WORK ORDER:
Except for the pictures, write out all the records that follow exactly.

THE INPUT:
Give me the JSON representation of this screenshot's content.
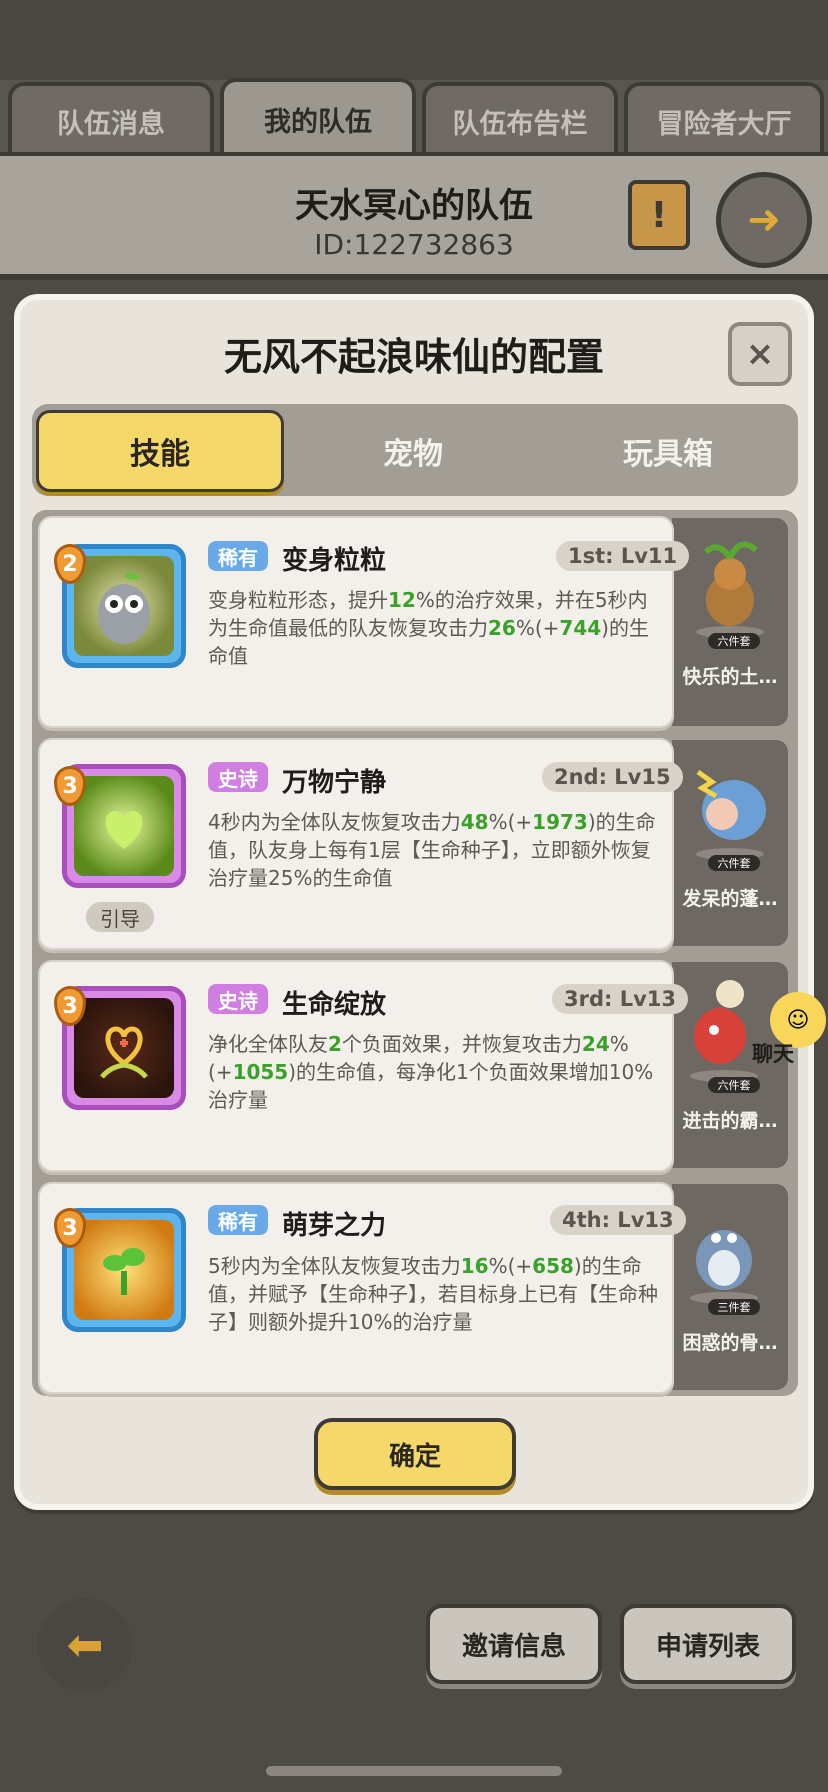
{
  "tabs": [
    "队伍消息",
    "我的队伍",
    "队伍布告栏",
    "冒险者大厅"
  ],
  "team": {
    "name": "天水冥心的队伍",
    "id": "ID:122732863"
  },
  "modal": {
    "title": "无风不起浪味仙的配置",
    "close": "×",
    "segments": [
      "技能",
      "宠物",
      "玩具箱"
    ],
    "confirm": "确定"
  },
  "skills": [
    {
      "level": "2",
      "rarity": "稀有",
      "name": "变身粒粒",
      "slot": "1st: Lv11",
      "desc": [
        "变身粒粒形态，提升",
        "12",
        "%的治疗效果，并在5秒内为生命值最低的队友恢复攻击力",
        "26",
        "%(+",
        "744",
        ")的生命值"
      ]
    },
    {
      "level": "3",
      "rarity": "史诗",
      "name": "万物宁静",
      "slot": "2nd: Lv15",
      "tag": "引导",
      "desc": [
        "4秒内为全体队友恢复攻击力",
        "48",
        "%(+",
        "1973",
        ")的生命值，队友身上每有1层【生命种子】，立即额外恢复治疗量25%的生命值"
      ]
    },
    {
      "level": "3",
      "rarity": "史诗",
      "name": "生命绽放",
      "slot": "3rd: Lv13",
      "desc": [
        "净化全体队友",
        "2",
        "个负面效果，并恢复攻击力",
        "24",
        "%(+",
        "1055",
        ")的生命值，每净化1个负面效果增加10%治疗量"
      ]
    },
    {
      "level": "3",
      "rarity": "稀有",
      "name": "萌芽之力",
      "slot": "4th: Lv13",
      "desc": [
        "5秒内为全体队友恢复攻击力",
        "16",
        "%(+",
        "658",
        ")的生命值，并赋予【生命种子】，若目标身上已有【生命种子】则额外提升10%的治疗量"
      ]
    }
  ],
  "pets": [
    {
      "name": "快乐的土…",
      "set": "六件套"
    },
    {
      "name": "发呆的蓬…",
      "set": "六件套"
    },
    {
      "name": "进击的霸…",
      "set": "六件套"
    },
    {
      "name": "困惑的骨…",
      "set": "三件套"
    }
  ],
  "chat": "聊天",
  "bottom": {
    "invite": "邀请信息",
    "apply": "申请列表"
  },
  "colors": {
    "accent": "#f5d76a",
    "highlight": "#3aa12a",
    "rare": "#6aa9e8",
    "epic": "#d17ee3"
  }
}
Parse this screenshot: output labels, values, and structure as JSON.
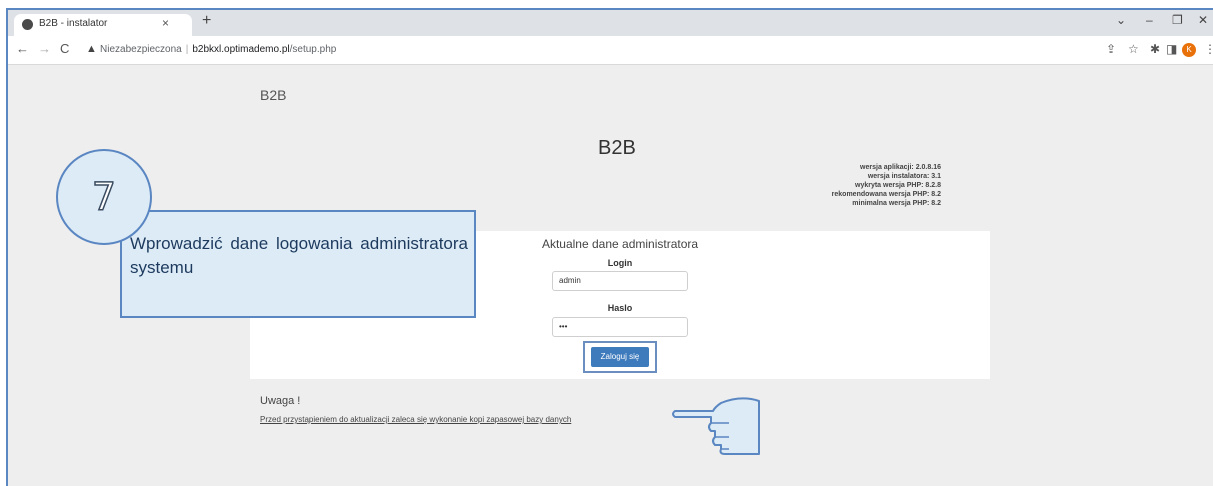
{
  "browser": {
    "tab_title": "B2B - instalator",
    "tab_close": "×",
    "new_tab": "+",
    "security_label": "Niezabezpieczona",
    "url_host": "b2bkxl.optimademo.pl",
    "url_path": "/setup.php",
    "profile_initial": "K"
  },
  "page": {
    "header_small": "B2B",
    "header_title": "B2B",
    "versions": {
      "app": "wersja aplikacji: 2.0.8.16",
      "installer": "wersja instalatora: 3.1",
      "php_detected": "wykryta wersja PHP: 8.2.8",
      "php_recommended": "rekomendowana wersja PHP: 8.2",
      "php_minimum": "minimalna wersja PHP: 8.2"
    },
    "form": {
      "title": "Aktualne dane administratora",
      "login_label": "Login",
      "login_value": "admin",
      "password_label": "Haslo",
      "password_value": "•••",
      "submit_label": "Zaloguj się"
    },
    "notice_title": "Uwaga !",
    "notice_text": "Przed przystąpieniem do aktualizacji zaleca się wykonanie kopi zapasowej bazy danych"
  },
  "overlay": {
    "step_number": "7",
    "step_text": "Wprowadzić dane logowania administratora systemu"
  },
  "colors": {
    "callout_fill": "#dcebf6",
    "callout_border": "#5a86c2",
    "button": "#3e7bbd"
  }
}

THE ANSWER:
Give me the JSON representation of this screenshot's content.
{
  "tabs": [
    "队伍消息",
    "我的队伍",
    "队伍布告栏",
    "冒险者大厅"
  ],
  "team": {
    "name": "天水冥心的队伍",
    "id": "ID:122732863"
  },
  "modal": {
    "title": "无风不起浪味仙的配置",
    "close": "×",
    "segments": [
      "技能",
      "宠物",
      "玩具箱"
    ],
    "confirm": "确定"
  },
  "skills": [
    {
      "level": "2",
      "rarity": "稀有",
      "name": "变身粒粒",
      "slot": "1st: Lv11",
      "desc": [
        "变身粒粒形态，提升",
        "12",
        "%的治疗效果，并在5秒内为生命值最低的队友恢复攻击力",
        "26",
        "%(+",
        "744",
        ")的生命值"
      ]
    },
    {
      "level": "3",
      "rarity": "史诗",
      "name": "万物宁静",
      "slot": "2nd: Lv15",
      "tag": "引导",
      "desc": [
        "4秒内为全体队友恢复攻击力",
        "48",
        "%(+",
        "1973",
        ")的生命值，队友身上每有1层【生命种子】，立即额外恢复治疗量25%的生命值"
      ]
    },
    {
      "level": "3",
      "rarity": "史诗",
      "name": "生命绽放",
      "slot": "3rd: Lv13",
      "desc": [
        "净化全体队友",
        "2",
        "个负面效果，并恢复攻击力",
        "24",
        "%(+",
        "1055",
        ")的生命值，每净化1个负面效果增加10%治疗量"
      ]
    },
    {
      "level": "3",
      "rarity": "稀有",
      "name": "萌芽之力",
      "slot": "4th: Lv13",
      "desc": [
        "5秒内为全体队友恢复攻击力",
        "16",
        "%(+",
        "658",
        ")的生命值，并赋予【生命种子】，若目标身上已有【生命种子】则额外提升10%的治疗量"
      ]
    }
  ],
  "pets": [
    {
      "name": "快乐的土…",
      "set": "六件套"
    },
    {
      "name": "发呆的蓬…",
      "set": "六件套"
    },
    {
      "name": "进击的霸…",
      "set": "六件套"
    },
    {
      "name": "困惑的骨…",
      "set": "三件套"
    }
  ],
  "chat": "聊天",
  "bottom": {
    "invite": "邀请信息",
    "apply": "申请列表"
  },
  "colors": {
    "accent": "#f5d76a",
    "highlight": "#3aa12a",
    "rare": "#6aa9e8",
    "epic": "#d17ee3"
  }
}
Parse this screenshot: output labels, values, and structure as JSON.
{
  "browser": {
    "tab_title": "B2B - instalator",
    "tab_close": "×",
    "new_tab": "+",
    "security_label": "Niezabezpieczona",
    "url_host": "b2bkxl.optimademo.pl",
    "url_path": "/setup.php",
    "profile_initial": "K"
  },
  "page": {
    "header_small": "B2B",
    "header_title": "B2B",
    "versions": {
      "app": "wersja aplikacji: 2.0.8.16",
      "installer": "wersja instalatora: 3.1",
      "php_detected": "wykryta wersja PHP: 8.2.8",
      "php_recommended": "rekomendowana wersja PHP: 8.2",
      "php_minimum": "minimalna wersja PHP: 8.2"
    },
    "form": {
      "title": "Aktualne dane administratora",
      "login_label": "Login",
      "login_value": "admin",
      "password_label": "Haslo",
      "password_value": "•••",
      "submit_label": "Zaloguj się"
    },
    "notice_title": "Uwaga !",
    "notice_text": "Przed przystąpieniem do aktualizacji zaleca się wykonanie kopi zapasowej bazy danych"
  },
  "overlay": {
    "step_number": "7",
    "step_text": "Wprowadzić dane logowania administratora systemu"
  },
  "colors": {
    "callout_fill": "#dcebf6",
    "callout_border": "#5a86c2",
    "button": "#3e7bbd"
  }
}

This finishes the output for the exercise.